**PROVIDED ENTRIES**
--

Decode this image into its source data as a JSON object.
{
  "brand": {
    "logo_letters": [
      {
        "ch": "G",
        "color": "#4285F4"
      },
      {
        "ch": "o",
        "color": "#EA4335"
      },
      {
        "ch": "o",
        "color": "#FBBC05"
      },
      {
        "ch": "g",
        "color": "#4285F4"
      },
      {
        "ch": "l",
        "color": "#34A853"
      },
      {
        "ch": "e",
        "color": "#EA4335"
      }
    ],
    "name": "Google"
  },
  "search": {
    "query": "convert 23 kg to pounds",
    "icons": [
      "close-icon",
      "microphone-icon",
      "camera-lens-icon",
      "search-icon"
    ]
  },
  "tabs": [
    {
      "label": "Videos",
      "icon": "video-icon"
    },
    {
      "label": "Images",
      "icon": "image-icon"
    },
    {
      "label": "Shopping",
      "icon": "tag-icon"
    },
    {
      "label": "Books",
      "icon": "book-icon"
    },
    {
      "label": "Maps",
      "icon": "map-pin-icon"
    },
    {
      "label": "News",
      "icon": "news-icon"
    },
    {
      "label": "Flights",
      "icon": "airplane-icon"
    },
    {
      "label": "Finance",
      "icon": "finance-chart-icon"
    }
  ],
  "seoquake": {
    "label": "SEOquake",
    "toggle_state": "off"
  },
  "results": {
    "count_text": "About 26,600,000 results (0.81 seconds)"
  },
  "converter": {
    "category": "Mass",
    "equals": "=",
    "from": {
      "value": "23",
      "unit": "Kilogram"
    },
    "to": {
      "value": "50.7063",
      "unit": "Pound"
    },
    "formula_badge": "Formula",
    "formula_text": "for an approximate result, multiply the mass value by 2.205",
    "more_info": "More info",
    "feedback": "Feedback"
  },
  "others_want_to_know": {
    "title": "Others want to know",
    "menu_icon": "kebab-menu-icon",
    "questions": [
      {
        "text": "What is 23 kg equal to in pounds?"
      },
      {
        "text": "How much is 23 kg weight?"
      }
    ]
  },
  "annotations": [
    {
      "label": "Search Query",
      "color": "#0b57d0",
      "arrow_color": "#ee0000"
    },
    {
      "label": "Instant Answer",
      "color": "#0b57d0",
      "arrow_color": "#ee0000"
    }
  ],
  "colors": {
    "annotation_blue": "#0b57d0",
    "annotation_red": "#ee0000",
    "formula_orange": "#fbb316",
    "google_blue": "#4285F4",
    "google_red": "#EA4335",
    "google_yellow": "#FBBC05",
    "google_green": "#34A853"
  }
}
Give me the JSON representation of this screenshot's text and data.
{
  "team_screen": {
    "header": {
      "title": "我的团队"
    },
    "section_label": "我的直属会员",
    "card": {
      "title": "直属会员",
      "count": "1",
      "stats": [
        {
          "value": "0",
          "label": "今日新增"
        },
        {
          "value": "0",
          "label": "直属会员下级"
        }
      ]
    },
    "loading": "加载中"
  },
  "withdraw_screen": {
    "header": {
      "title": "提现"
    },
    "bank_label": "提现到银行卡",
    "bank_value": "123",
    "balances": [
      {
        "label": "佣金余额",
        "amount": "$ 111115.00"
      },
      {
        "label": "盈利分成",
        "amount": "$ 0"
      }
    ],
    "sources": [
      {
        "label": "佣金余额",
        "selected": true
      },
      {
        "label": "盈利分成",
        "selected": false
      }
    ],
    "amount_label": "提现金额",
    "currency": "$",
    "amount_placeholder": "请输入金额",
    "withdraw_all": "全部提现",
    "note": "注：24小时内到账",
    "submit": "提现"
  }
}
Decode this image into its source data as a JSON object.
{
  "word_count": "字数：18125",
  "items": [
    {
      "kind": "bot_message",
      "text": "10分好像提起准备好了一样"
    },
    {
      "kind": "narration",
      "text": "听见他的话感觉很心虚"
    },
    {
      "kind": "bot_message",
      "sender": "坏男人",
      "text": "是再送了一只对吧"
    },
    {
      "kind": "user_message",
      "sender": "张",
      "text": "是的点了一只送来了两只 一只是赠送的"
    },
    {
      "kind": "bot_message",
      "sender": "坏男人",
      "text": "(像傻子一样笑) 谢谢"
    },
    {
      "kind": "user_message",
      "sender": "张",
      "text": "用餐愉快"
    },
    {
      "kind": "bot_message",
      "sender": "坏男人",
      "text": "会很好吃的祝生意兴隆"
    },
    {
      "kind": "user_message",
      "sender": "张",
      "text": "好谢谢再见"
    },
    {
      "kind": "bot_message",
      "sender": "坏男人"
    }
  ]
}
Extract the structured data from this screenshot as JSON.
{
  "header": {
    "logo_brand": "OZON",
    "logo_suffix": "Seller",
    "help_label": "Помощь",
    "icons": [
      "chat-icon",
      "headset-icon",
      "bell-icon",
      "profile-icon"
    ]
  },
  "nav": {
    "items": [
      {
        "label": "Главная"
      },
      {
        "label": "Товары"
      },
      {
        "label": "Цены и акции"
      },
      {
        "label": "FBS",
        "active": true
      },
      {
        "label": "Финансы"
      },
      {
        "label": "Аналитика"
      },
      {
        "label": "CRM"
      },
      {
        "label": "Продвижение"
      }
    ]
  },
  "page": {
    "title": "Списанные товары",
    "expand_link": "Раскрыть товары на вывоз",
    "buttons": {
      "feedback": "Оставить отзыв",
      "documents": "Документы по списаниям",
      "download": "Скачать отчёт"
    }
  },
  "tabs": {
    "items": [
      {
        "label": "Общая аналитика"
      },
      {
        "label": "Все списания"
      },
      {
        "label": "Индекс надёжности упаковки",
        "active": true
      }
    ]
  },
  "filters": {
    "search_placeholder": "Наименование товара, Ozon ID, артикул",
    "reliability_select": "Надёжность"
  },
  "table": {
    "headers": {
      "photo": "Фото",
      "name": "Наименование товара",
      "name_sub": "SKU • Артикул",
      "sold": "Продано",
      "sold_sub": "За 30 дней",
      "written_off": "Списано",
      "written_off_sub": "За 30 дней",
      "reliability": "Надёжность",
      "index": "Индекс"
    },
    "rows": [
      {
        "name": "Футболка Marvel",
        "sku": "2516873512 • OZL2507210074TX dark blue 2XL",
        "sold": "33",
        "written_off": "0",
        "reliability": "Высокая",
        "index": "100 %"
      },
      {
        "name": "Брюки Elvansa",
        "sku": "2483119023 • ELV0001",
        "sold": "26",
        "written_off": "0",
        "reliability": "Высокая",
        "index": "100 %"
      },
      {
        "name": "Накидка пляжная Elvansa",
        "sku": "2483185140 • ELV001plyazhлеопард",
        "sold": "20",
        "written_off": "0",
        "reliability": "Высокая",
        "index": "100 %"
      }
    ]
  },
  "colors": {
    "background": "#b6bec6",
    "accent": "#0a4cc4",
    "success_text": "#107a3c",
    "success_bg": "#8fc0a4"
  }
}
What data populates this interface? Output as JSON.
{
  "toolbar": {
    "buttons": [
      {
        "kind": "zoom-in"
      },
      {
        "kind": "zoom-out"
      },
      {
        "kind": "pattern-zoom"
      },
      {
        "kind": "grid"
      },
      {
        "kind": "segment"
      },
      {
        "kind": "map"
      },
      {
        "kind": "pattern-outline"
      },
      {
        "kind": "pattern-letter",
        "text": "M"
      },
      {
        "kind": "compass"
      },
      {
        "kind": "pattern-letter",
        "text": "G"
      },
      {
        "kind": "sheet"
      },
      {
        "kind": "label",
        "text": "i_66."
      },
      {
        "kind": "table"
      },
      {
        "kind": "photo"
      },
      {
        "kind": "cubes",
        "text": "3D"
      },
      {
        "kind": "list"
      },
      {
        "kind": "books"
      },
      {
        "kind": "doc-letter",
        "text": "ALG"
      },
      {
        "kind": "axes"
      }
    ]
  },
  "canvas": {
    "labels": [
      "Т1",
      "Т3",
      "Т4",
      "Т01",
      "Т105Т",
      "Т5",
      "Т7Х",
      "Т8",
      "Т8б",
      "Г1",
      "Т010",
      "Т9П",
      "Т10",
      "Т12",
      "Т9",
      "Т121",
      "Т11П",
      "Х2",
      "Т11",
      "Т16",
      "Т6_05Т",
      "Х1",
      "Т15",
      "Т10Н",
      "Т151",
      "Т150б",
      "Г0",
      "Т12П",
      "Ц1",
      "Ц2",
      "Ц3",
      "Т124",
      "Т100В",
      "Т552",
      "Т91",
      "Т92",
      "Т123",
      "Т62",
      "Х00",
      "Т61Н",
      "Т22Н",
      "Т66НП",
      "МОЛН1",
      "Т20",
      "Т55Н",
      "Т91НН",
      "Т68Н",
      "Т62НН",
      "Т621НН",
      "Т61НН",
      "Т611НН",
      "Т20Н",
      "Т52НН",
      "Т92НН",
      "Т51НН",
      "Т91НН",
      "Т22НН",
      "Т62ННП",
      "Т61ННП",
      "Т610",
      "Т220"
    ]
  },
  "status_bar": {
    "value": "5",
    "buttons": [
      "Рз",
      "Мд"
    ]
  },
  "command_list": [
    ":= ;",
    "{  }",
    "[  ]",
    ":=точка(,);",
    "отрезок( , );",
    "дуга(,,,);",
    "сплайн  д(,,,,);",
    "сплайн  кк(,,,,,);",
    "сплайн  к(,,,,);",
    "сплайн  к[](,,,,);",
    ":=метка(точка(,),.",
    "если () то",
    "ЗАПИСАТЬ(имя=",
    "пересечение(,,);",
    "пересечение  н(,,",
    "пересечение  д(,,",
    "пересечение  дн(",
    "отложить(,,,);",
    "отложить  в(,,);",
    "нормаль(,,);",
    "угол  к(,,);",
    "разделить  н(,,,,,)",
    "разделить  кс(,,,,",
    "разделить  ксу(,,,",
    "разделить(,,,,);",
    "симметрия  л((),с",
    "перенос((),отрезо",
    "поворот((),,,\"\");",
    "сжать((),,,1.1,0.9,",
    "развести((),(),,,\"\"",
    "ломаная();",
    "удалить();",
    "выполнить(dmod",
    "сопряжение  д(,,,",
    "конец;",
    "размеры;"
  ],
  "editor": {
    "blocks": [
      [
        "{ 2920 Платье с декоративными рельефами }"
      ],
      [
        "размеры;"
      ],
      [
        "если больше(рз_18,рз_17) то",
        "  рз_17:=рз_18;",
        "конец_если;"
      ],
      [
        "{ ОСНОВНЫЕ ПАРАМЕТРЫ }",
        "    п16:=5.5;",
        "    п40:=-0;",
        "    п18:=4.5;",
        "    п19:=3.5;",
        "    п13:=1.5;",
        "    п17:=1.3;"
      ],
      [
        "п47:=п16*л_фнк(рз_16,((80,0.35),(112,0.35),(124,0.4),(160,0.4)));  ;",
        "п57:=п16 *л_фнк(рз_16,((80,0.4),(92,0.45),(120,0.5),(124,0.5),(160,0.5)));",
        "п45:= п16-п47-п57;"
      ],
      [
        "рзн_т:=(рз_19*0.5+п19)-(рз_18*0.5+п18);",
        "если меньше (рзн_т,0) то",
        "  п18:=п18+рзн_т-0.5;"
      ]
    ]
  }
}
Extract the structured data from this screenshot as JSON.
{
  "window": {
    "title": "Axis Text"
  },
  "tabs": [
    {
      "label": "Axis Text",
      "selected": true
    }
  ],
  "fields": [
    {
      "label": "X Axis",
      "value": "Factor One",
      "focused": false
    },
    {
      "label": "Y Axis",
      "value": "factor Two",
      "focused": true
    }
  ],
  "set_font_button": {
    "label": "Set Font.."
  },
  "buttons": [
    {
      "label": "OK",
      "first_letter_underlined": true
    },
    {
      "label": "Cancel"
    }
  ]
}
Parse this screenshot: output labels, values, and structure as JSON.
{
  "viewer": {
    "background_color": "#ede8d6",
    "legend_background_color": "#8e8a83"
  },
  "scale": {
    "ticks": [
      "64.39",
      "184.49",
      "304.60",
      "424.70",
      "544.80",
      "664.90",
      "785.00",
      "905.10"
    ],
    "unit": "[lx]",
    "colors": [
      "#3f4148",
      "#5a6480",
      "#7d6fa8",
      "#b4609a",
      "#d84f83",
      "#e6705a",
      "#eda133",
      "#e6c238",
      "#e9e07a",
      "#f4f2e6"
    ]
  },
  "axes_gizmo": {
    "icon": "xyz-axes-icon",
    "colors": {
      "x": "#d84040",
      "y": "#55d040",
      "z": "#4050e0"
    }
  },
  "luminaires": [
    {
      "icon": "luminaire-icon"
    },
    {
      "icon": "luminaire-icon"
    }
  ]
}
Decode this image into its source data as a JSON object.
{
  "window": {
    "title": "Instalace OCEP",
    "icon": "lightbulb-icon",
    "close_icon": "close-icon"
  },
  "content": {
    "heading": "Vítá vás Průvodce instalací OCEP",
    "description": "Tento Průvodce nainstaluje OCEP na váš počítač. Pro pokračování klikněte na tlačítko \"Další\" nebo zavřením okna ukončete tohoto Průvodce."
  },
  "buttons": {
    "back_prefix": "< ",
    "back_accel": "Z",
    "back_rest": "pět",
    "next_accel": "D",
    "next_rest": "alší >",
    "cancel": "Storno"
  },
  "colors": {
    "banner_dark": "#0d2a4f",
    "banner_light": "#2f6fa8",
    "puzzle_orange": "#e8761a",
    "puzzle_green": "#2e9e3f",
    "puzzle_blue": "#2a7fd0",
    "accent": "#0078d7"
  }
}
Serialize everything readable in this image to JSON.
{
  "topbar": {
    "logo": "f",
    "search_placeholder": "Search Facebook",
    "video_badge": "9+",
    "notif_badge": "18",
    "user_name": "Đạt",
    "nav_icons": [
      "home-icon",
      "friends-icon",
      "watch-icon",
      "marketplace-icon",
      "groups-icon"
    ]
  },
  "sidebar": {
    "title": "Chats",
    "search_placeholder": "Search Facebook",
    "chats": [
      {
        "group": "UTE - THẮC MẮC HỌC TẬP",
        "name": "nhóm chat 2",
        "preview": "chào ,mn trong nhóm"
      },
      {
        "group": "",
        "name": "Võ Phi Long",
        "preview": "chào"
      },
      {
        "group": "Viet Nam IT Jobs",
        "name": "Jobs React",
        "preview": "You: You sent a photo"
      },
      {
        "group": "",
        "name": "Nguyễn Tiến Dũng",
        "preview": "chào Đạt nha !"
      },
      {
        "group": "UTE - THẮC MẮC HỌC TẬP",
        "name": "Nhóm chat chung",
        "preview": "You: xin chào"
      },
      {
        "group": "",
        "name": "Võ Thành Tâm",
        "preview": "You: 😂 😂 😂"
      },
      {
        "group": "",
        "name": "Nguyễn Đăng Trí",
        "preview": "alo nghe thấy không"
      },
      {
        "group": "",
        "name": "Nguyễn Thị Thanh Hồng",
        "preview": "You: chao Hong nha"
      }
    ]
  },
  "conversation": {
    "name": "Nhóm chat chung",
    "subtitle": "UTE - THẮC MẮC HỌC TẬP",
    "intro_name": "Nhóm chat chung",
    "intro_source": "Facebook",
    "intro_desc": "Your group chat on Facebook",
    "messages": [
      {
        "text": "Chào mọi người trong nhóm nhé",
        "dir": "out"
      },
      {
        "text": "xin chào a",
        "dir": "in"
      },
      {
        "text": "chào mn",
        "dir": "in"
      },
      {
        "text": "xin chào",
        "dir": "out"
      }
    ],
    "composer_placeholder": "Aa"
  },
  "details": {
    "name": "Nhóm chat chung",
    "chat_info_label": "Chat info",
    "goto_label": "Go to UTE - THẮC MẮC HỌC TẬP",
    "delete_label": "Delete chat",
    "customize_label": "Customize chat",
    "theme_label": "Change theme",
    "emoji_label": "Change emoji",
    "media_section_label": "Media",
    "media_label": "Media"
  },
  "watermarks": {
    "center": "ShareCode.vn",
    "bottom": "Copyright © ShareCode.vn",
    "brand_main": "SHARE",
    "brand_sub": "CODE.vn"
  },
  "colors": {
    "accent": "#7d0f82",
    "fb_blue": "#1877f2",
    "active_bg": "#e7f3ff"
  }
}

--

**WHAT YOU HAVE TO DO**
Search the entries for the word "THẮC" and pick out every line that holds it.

**SOLUTION BELOW**
        "group": "UTE - THẮC MẮC HỌC TẬP",
        "group": "UTE - THẮC MẮC HỌC TẬP",
    "subtitle": "UTE - THẮC MẮC HỌC TẬP",
    "goto_label": "Go to UTE - THẮC MẮC HỌC TẬP",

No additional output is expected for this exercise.